  80. The Unit hits more false notes than an American Idol tryout.
  81. Psych is a one-trick pony that quickly deteriorates into a rather humdrum mystery once the novelty of watching Spencer fake his psychic revelations wears off.
  82. [It] often sounds less like a television drama than a Criminal Procedures 101 lecture delivered at an offshore law school.
  83. The jibes quickly wear thin and predictable, and there's simply not much to Help Me Help You.
  84. Watching seven characters sit around week after week in endless discussions of the ramifications of the fact that two of them have kissed may have been fun in the seventh grade. But, like the spinning teacups at Disney World or throwing up after drinking a jug of Ripple, it's an experience that doesn't wear well with time.
  85. Where The Class is warm and charming, Emergency is crude and overdrawn.
  86. This can be dryly funny in small doses, but Conchords really feels less like a sitcom than a Saturday Night Live sketch stretched out to about six times its shelf-life.
  87. The show's boorishness is exceeded only by its dissimulation; not one frame of this thing--from the diners who seem not to notice that their table is surrounded by camera crews to the melodramatically villainous managers--is remotely believable.
  88. The hacky writing is interchangeable with any of CBS' police procedurals, and the boy-band good looks of Alex O'Loughlin as the detective, Mick St. John, inspire neither fear nor dark sexual longings
  89. A hacky remake of a mediocre 1971 film of a pulp-science 1969 novel, this miniseries (it concludes Tuesday, if you must waste two nights of your life) is a poster child for generational decline: Whatever few IQ points were present in the original have long since leached away.
  90. JoAnna Garcia's overcaffeinated cuteness--the sort of thing that made otherwise decent people want to run Sally Field through with a pitchfork back in her Gidget and Flying Nun days--as a Palm Beach governess to trust-fund teen trash is nigh unbearable.
  91. Do Not Disturb is apparently trying for an upstairs/downstairs feel, but it comes across more as above-the-waist/below-the-waist.
  92. It's hard to enjoy characters in such dire need of a hard slapping.
  93. If you think "SpongeBob Squarepants" would be funnier if it added a couple of hookers and a cross-dressing junkie, this is the show for you.
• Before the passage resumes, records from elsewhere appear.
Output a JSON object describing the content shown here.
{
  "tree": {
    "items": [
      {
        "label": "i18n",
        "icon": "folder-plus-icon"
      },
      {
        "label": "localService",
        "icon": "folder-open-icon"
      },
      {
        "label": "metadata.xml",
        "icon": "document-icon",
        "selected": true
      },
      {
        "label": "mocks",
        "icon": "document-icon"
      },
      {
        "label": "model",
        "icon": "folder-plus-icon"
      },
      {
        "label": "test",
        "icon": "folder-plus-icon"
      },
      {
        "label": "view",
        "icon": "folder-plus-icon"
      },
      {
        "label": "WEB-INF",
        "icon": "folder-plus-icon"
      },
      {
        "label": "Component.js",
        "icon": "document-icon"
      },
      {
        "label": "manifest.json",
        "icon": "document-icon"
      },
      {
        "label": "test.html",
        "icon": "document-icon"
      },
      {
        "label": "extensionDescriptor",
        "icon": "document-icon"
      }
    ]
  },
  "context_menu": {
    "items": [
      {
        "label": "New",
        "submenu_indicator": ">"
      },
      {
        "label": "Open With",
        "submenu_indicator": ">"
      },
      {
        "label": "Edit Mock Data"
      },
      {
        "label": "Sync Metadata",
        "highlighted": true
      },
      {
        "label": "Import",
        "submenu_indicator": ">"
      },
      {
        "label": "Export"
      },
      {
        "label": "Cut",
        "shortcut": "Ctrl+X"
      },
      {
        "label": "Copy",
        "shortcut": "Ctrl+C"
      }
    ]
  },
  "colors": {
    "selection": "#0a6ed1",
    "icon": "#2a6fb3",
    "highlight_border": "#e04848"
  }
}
Everybody else should take a pass.
  94. CBS' new comedy-drama The Ex List is a descent to the most profound levels of Chick Flick Hell, where the damned and those with Y chromosomes cry out in agony through all eternity.
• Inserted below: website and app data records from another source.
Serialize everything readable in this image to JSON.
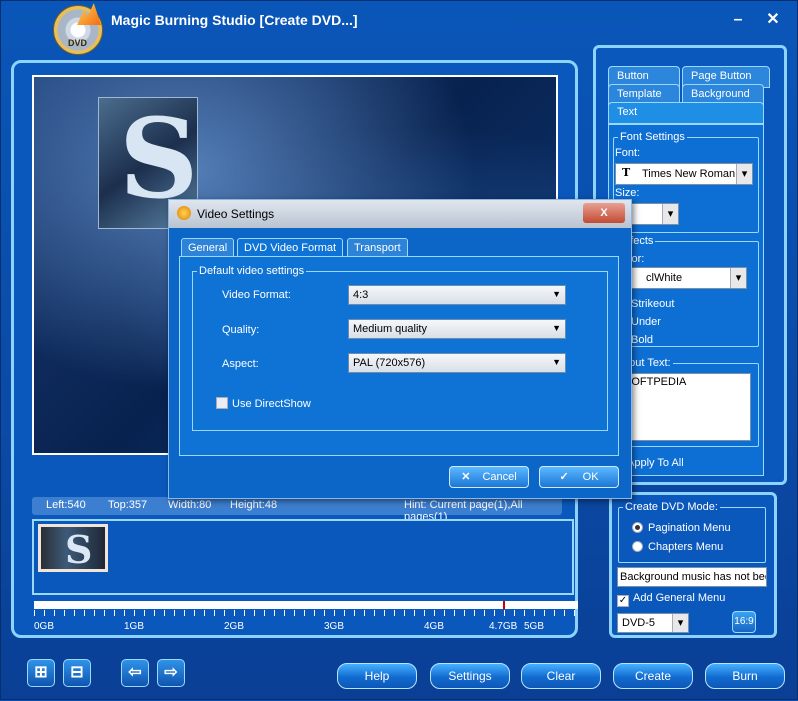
{
  "window": {
    "title": "Magic Burning Studio [Create DVD...]",
    "logo_text": "DVD",
    "minimize_glyph": "–",
    "close_glyph": "✕"
  },
  "status": {
    "left": "Left:540",
    "top": "Top:357",
    "width": "Width:80",
    "height": "Height:48",
    "hint": "Hint: Current page(1),All pages(1)"
  },
  "timeline": {
    "labels": [
      "0GB",
      "1GB",
      "2GB",
      "3GB",
      "4GB",
      "4.7GB",
      "5GB"
    ],
    "used_fraction": 0.0
  },
  "right_panel": {
    "tabs": [
      "Button",
      "Page Button",
      "Template",
      "Background",
      "Text"
    ],
    "font_settings_legend": "Font Settings",
    "font_label": "Font:",
    "font_value": "Times New Roman",
    "size_label": "Size:",
    "effects_legend": "Effects",
    "color_label": "Color:",
    "color_value": "clWhite",
    "strikeout": "Strikeout",
    "underline": "Under",
    "bold": "Bold",
    "input_text_label": "Input Text:",
    "input_text_value": "SOFTPEDIA",
    "apply_to_all": "Apply To All"
  },
  "dvd_mode": {
    "legend": "Create DVD Mode:",
    "pagination": "Pagination Menu",
    "chapters": "Chapters Menu",
    "music_status": "Background music has not bee",
    "add_general_menu": "Add General Menu",
    "disc_type": "DVD-5",
    "aspect_button": "16:9"
  },
  "toolbar": {
    "help": "Help",
    "settings": "Settings",
    "clear": "Clear",
    "create": "Create",
    "burn": "Burn"
  },
  "dialog": {
    "title": "Video Settings",
    "close_glyph": "X",
    "tabs": [
      "General",
      "DVD Video Format",
      "Transport"
    ],
    "group_legend": "Default video settings",
    "video_format_label": "Video Format:",
    "video_format_value": "4:3",
    "quality_label": "Quality:",
    "quality_value": "Medium quality",
    "aspect_label": "Aspect:",
    "aspect_value": "PAL (720x576)",
    "directshow_label": "Use DirectShow",
    "cancel": "Cancel",
    "ok": "OK"
  }
}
  95. Kath & Kim originated in Australia, which shares the British affection for slobby class humor, but here it falls about as flat as food-court champagne.

Top Trailers